* **AVAILABLE DATA**:
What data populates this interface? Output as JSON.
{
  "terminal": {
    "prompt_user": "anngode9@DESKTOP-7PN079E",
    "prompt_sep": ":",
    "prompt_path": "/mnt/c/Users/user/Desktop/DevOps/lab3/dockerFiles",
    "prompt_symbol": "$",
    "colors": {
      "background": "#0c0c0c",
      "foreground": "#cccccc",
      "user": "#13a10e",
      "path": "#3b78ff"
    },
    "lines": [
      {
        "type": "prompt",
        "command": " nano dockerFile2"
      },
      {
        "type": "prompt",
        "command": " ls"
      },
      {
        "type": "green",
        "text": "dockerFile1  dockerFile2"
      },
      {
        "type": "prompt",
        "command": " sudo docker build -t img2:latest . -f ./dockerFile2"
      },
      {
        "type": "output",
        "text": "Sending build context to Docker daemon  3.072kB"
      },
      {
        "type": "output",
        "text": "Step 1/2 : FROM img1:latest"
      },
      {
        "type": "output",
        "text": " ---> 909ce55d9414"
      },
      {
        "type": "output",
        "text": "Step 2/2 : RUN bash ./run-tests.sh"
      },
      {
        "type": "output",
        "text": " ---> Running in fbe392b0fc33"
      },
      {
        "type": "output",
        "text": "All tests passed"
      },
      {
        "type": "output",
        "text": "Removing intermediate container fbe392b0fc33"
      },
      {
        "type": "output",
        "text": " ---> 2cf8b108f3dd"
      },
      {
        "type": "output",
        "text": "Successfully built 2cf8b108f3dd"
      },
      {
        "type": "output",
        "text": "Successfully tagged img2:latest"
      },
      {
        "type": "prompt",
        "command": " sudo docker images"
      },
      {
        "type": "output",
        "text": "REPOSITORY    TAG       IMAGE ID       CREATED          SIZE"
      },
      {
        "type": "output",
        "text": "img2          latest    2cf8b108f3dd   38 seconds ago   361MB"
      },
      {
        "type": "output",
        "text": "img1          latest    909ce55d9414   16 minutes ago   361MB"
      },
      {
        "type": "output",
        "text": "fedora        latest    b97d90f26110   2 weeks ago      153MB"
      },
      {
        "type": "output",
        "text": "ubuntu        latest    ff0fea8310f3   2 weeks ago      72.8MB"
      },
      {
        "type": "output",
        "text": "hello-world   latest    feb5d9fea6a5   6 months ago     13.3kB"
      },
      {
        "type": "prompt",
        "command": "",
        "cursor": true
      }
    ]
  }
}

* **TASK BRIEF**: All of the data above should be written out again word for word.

* **SOLUTION TO THIS PROBLEM**:
What data populates this interface? Output as JSON.
{
  "terminal": {
    "prompt_user": "anngode9@DESKTOP-7PN079E",
    "prompt_sep": ":",
    "prompt_path": "/mnt/c/Users/user/Desktop/DevOps/lab3/dockerFiles",
    "prompt_symbol": "$",
    "colors": {
      "background": "#0c0c0c",
      "foreground": "#cccccc",
      "user": "#13a10e",
      "path": "#3b78ff"
    },
    "lines": [
      {
        "type": "prompt",
        "command": " nano dockerFile2"
      },
      {
        "type": "prompt",
        "command": " ls"
      },
      {
        "type": "green",
        "text": "dockerFile1  dockerFile2"
      },
      {
        "type": "prompt",
        "command": " sudo docker build -t img2:latest . -f ./dockerFile2"
      },
      {
        "type": "output",
        "text": "Sending build context to Docker daemon  3.072kB"
      },
      {
        "type": "output",
        "text": "Step 1/2 : FROM img1:latest"
      },
      {
        "type": "output",
        "text": " ---> 909ce55d9414"
      },
      {
        "type": "output",
        "text": "Step 2/2 : RUN bash ./run-tests.sh"
      },
      {
        "type": "output",
        "text": " ---> Running in fbe392b0fc33"
      },
      {
        "type": "output",
        "text": "All tests passed"
      },
      {
        "type": "output",
        "text": "Removing intermediate container fbe392b0fc33"
      },
      {
        "type": "output",
        "text": " ---> 2cf8b108f3dd"
      },
      {
        "type": "output",
        "text": "Successfully built 2cf8b108f3dd"
      },
      {
        "type": "output",
        "text": "Successfully tagged img2:latest"
      },
      {
        "type": "prompt",
        "command": " sudo docker images"
      },
      {
        "type": "output",
        "text": "REPOSITORY    TAG       IMAGE ID       CREATED          SIZE"
      },
      {
        "type": "output",
        "text": "img2          latest    2cf8b108f3dd   38 seconds ago   361MB"
      },
      {
        "type": "output",
        "text": "img1          latest    909ce55d9414   16 minutes ago   361MB"
      },
      {
        "type": "output",
        "text": "fedora        latest    b97d90f26110   2 weeks ago      153MB"
      },
      {
        "type": "output",
        "text": "ubuntu        latest    ff0fea8310f3   2 weeks ago      72.8MB"
      },
      {
        "type": "output",
        "text": "hello-world   latest    feb5d9fea6a5   6 months ago     13.3kB"
      },
      {
        "type": "prompt",
        "command": "",
        "cursor": true
      }
    ]
  }
}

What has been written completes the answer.